◆ What to do ◆
When you reproduce the listing below, keep every entry exactly as written.

◆ Dataset content ◆
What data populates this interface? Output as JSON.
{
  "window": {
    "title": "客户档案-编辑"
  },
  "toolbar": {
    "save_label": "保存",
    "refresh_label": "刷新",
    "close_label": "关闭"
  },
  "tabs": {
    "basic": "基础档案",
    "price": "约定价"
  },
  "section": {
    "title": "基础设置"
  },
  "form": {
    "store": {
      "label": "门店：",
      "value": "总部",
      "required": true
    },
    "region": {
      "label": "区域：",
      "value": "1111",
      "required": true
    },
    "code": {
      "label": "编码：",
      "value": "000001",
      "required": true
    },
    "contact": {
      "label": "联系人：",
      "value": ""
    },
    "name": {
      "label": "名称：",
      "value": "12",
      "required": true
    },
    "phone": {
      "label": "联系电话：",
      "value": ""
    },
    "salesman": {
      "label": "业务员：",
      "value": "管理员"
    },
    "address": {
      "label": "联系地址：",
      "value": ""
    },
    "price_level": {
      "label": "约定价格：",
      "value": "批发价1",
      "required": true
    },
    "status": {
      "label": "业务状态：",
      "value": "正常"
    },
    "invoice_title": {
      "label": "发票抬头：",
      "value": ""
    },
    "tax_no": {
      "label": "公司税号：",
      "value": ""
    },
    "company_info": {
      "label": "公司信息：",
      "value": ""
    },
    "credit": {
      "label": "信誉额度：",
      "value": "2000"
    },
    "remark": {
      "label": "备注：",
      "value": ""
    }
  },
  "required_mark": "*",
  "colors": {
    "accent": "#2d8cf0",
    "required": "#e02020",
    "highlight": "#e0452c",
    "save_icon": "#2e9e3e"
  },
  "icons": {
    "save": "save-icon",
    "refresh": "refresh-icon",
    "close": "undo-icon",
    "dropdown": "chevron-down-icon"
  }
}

◆ Response area ◆
What data populates this interface? Output as JSON.
{
  "window": {
    "title": "客户档案-编辑"
  },
  "toolbar": {
    "save_label": "保存",
    "refresh_label": "刷新",
    "close_label": "关闭"
  },
  "tabs": {
    "basic": "基础档案",
    "price": "约定价"
  },
  "section": {
    "title": "基础设置"
  },
  "form": {
    "store": {
      "label": "门店：",
      "value": "总部",
      "required": true
    },
    "region": {
      "label": "区域：",
      "value": "1111",
      "required": true
    },
    "code": {
      "label": "编码：",
      "value": "000001",
      "required": true
    },
    "contact": {
      "label": "联系人：",
      "value": ""
    },
    "name": {
      "label": "名称：",
      "value": "12",
      "required": true
    },
    "phone": {
      "label": "联系电话：",
      "value": ""
    },
    "salesman": {
      "label": "业务员：",
      "value": "管理员"
    },
    "address": {
      "label": "联系地址：",
      "value": ""
    },
    "price_level": {
      "label": "约定价格：",
      "value": "批发价1",
      "required": true
    },
    "status": {
      "label": "业务状态：",
      "value": "正常"
    },
    "invoice_title": {
      "label": "发票抬头：",
      "value": ""
    },
    "tax_no": {
      "label": "公司税号：",
      "value": ""
    },
    "company_info": {
      "label": "公司信息：",
      "value": ""
    },
    "credit": {
      "label": "信誉额度：",
      "value": "2000"
    },
    "remark": {
      "label": "备注：",
      "value": ""
    }
  },
  "required_mark": "*",
  "colors": {
    "accent": "#2d8cf0",
    "required": "#e02020",
    "highlight": "#e0452c",
    "save_icon": "#2e9e3e"
  },
  "icons": {
    "save": "save-icon",
    "refresh": "refresh-icon",
    "close": "undo-icon",
    "dropdown": "chevron-down-icon"
  }
}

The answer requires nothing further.